Whenever "zoom" appears in a line, please copy that line from the data.

***** DATASET CONTENT

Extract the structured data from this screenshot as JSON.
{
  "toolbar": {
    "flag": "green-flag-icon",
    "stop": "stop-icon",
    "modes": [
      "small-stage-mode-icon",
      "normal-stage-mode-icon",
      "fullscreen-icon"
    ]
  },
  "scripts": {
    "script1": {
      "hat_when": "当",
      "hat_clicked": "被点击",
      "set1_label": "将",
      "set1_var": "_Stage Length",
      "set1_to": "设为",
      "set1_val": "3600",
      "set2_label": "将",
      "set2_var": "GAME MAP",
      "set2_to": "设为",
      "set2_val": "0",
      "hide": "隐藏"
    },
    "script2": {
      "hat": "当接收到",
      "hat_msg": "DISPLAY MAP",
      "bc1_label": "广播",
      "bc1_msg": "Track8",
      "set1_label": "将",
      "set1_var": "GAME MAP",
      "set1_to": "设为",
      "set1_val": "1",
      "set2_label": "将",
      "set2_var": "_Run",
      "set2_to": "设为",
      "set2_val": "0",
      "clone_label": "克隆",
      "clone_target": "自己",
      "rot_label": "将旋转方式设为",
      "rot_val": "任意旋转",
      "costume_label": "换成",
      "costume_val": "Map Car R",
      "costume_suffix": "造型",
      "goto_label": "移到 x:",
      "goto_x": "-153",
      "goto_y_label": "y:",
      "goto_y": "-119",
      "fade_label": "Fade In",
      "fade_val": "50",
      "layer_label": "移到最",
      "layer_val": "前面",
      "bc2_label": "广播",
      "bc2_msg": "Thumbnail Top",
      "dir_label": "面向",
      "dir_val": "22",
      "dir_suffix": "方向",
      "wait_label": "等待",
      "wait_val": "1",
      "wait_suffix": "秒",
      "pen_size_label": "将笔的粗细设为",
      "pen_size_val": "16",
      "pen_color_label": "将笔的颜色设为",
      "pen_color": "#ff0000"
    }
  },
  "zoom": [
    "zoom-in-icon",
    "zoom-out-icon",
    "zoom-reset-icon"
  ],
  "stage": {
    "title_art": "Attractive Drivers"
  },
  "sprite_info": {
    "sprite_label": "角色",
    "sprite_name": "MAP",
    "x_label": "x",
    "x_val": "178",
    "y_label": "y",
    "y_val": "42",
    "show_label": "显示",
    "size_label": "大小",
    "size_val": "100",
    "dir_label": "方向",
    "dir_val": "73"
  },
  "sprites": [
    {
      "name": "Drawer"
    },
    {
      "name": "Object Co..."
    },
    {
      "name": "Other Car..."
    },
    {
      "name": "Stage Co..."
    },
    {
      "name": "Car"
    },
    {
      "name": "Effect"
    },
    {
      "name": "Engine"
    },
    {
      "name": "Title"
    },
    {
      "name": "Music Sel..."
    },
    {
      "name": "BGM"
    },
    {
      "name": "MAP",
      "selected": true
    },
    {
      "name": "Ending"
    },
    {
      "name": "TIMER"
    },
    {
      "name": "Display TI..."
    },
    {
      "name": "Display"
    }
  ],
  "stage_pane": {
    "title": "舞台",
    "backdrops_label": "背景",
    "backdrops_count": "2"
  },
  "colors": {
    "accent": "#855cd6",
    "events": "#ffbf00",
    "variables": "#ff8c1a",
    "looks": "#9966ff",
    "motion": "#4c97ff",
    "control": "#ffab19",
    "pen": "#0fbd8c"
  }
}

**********

» EXPECTED ANSWER
  "zoom": [
    "zoom-in-icon",
    "zoom-out-icon",
    "zoom-reset-icon"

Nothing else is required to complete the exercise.